The latest in a series of earthquakes in the financial world is the news that one of Wall Street's most successful private investment firms was nothing more than a $50 billion Ponzi scheme. A Ponzi scheme is a fraud: someone claims to offer you an excellent return on your money and actually pockets the money, paying off previous clients with your cash. It was named after Charles Ponzi, an Italian immigrant who set up a scheme in Boston almost a century ago that made millions. (Mr. Ponzi landed up in both Federal and State prisons.)

Now there are three extra zeros added to the 21st century sequel: billions of dollars were invested with Bernard Madoff, a Jewish New York investor whom everyone thought was brilliant and a pillar of his community. There seems to be nothing left of the money. "We think it went to money heaven," an investigator said.

"It's all basically a lie," Mr. Madoff confessed to his sons just before being arrested.

Mr. Madoff is allegedly a first-class fraud, but how is his hoax much different from the so-called honest brokers and bankers of Wall Street who have lost trillions of investor money? I'm no economist or lawyer, but when trillions of dollars are gambled and lost by clever people, is there no penalty? The problem is, the entire global economy has been built on greed and cheating. So where do you draw the line?
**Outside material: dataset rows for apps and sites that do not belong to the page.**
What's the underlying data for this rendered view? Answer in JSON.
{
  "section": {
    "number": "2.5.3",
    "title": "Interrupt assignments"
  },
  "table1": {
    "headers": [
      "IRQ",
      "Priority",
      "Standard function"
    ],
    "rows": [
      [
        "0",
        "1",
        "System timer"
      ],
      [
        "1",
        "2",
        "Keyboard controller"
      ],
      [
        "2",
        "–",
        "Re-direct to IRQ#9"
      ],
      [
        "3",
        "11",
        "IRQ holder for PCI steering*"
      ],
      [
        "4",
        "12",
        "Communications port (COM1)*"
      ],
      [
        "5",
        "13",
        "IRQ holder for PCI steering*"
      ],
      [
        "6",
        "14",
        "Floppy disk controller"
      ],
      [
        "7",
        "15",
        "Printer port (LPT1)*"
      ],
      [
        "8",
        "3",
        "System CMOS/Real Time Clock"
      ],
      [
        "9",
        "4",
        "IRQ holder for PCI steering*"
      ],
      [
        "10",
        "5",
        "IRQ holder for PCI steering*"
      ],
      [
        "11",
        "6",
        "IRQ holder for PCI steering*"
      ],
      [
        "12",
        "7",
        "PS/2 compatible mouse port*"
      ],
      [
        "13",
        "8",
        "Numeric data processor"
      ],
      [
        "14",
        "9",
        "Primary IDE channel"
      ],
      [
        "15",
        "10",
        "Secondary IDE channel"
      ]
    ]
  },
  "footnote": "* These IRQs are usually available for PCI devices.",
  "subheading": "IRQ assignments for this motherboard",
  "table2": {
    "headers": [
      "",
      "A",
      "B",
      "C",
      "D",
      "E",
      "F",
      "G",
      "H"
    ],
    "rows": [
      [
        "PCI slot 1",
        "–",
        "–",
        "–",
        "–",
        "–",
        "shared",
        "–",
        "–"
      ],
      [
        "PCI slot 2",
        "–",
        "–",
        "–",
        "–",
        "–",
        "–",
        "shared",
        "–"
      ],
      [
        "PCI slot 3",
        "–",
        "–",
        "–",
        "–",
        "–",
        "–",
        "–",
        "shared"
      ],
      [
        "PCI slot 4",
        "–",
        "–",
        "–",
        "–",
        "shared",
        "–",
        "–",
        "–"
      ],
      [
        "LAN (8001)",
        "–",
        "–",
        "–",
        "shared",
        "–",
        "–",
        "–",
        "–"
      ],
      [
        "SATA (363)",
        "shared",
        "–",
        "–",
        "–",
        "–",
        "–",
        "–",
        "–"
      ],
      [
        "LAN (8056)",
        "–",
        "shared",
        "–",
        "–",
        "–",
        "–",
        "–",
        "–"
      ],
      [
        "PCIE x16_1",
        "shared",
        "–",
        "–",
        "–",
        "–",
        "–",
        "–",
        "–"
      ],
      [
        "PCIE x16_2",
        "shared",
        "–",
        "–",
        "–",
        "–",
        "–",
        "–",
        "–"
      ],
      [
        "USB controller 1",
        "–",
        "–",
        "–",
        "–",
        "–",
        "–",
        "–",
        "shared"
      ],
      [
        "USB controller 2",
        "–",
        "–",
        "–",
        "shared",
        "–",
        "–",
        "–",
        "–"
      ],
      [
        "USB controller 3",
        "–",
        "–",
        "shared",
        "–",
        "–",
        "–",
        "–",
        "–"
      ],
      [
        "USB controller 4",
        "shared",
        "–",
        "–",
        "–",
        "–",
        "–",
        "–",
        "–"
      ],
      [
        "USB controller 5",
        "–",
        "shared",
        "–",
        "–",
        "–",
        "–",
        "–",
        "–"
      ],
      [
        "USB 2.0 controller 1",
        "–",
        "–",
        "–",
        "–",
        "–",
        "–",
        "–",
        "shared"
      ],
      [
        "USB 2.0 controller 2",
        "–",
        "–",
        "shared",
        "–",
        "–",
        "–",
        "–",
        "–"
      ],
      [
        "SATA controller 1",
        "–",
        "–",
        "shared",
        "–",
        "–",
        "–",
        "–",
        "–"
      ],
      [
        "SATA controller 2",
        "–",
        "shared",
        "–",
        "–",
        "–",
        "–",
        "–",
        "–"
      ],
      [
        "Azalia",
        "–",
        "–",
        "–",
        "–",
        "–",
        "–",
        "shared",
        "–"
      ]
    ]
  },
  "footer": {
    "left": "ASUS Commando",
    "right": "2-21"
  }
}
And it's not just about money. The imbalance of wealth achieved by those who manage (and lose) other people's money corrupts the society as a whole. Greed becomes an ideal rather than the powerful human fault that it really is.

Communism failed, in part, because it did not engage people's greed. The totalitarian state works by fear, not greed. But fear does not make people work hard. Greed does. Unfortunately, greed creates its own imbalances, which ultimately corrupt the whole system in a different way. Its like pigging out. Eventually a person pays the price for stuffing himself by becoming ill. Society also pays for pigging out.

In my own life experience, i have witnessed the effects of greed. It's unhealthy, malignant and damaging. Multiply that by millions and you get a society that is totally out of balance and discordant with nature.

On Wall Street, earning a million dollars is nothing special, and many money managers make incomes of $20 million or more. While the incomes of doctors, lawyers and Wall St. executives have inflated, ordinary workers wages are flat. And while doctors try to "do no harm," (although they often do no good and sometimes unintentionally do a lot of harm), the same can't be said for high-powered Wall St. bankers. They cleverly exploit a bubble, create an illusion of high profits, and when the bubble bursts, ordinary people lose their pensions and life savings, while the bankers keep their million dollar salaries and bonuses.

Most of all, the vast riches and quick money being made by a few promotes an unsustainable and corrupt myth: that you can get something for nothing. We idolize men who can make a lot of money, regardless of how they do it, or whether they are actually contributing anything useful or not to society. That's what Srimad Bhagavatam tells us is standard in Kali Yuga. If you can show money, you are a gentleman to be respected. If you can't, you're an unfit beggar, perhaps a criminal. But who are the real criminals? You never know in a mad, mad, madoff world.